Problem to work on: Make a verbatim copy of the records; pictures stay out.

#### Material to process ####

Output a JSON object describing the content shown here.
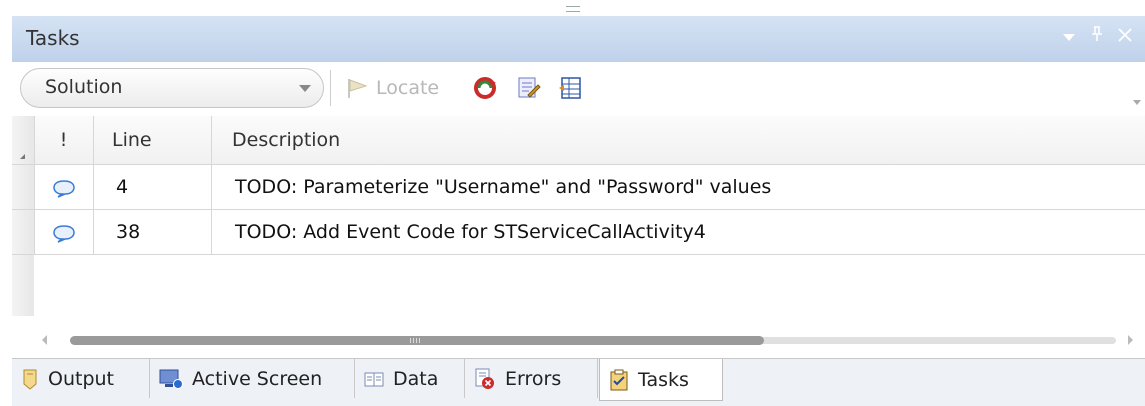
{
  "panel": {
    "title": "Tasks"
  },
  "toolbar": {
    "scope_selected": "Solution",
    "locate_label": "Locate",
    "icons": [
      "locate-icon",
      "refresh-icon",
      "edit-task-icon",
      "grid-options-icon"
    ]
  },
  "grid": {
    "columns": [
      "!",
      "Line",
      "Description"
    ],
    "rows": [
      {
        "priority_icon": "comment-icon",
        "line": "4",
        "description": "TODO: Parameterize \"Username\" and \"Password\" values"
      },
      {
        "priority_icon": "comment-icon",
        "line": "38",
        "description": "TODO: Add Event Code for STServiceCallActivity4"
      }
    ]
  },
  "tabs": [
    {
      "label": "Output",
      "icon": "output-icon",
      "active": false
    },
    {
      "label": "Active Screen",
      "icon": "active-screen-icon",
      "active": false
    },
    {
      "label": "Data",
      "icon": "data-icon",
      "active": false
    },
    {
      "label": "Errors",
      "icon": "errors-icon",
      "active": false
    },
    {
      "label": "Tasks",
      "icon": "tasks-icon",
      "active": true
    }
  ],
  "colors": {
    "titlebar": "#c8d8ee",
    "accent": "#cc2b2b"
  }
}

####

Answer to this problem:
Output a JSON object describing the content shown here.
{
  "panel": {
    "title": "Tasks"
  },
  "toolbar": {
    "scope_selected": "Solution",
    "locate_label": "Locate",
    "icons": [
      "locate-icon",
      "refresh-icon",
      "edit-task-icon",
      "grid-options-icon"
    ]
  },
  "grid": {
    "columns": [
      "!",
      "Line",
      "Description"
    ],
    "rows": [
      {
        "priority_icon": "comment-icon",
        "line": "4",
        "description": "TODO: Parameterize \"Username\" and \"Password\" values"
      },
      {
        "priority_icon": "comment-icon",
        "line": "38",
        "description": "TODO: Add Event Code for STServiceCallActivity4"
      }
    ]
  },
  "tabs": [
    {
      "label": "Output",
      "icon": "output-icon",
      "active": false
    },
    {
      "label": "Active Screen",
      "icon": "active-screen-icon",
      "active": false
    },
    {
      "label": "Data",
      "icon": "data-icon",
      "active": false
    },
    {
      "label": "Errors",
      "icon": "errors-icon",
      "active": false
    },
    {
      "label": "Tasks",
      "icon": "tasks-icon",
      "active": true
    }
  ],
  "colors": {
    "titlebar": "#c8d8ee",
    "accent": "#cc2b2b"
  }
}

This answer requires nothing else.